What you need to do | Every entry must be printed again exactly, with nothing left out.

===== Working data

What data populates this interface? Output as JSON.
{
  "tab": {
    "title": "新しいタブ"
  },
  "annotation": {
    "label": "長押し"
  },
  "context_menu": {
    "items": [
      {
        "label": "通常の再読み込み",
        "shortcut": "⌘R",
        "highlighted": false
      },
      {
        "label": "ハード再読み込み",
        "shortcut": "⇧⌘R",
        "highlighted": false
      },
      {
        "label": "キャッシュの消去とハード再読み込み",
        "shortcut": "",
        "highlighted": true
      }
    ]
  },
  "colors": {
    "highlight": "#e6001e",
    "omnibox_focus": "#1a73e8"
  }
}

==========

Response box |
What data populates this interface? Output as JSON.
{
  "tab": {
    "title": "新しいタブ"
  },
  "annotation": {
    "label": "長押し"
  },
  "context_menu": {
    "items": [
      {
        "label": "通常の再読み込み",
        "shortcut": "⌘R",
        "highlighted": false
      },
      {
        "label": "ハード再読み込み",
        "shortcut": "⇧⌘R",
        "highlighted": false
      },
      {
        "label": "キャッシュの消去とハード再読み込み",
        "shortcut": "",
        "highlighted": true
      }
    ]
  },
  "colors": {
    "highlight": "#e6001e",
    "omnibox_focus": "#1a73e8"
  }
}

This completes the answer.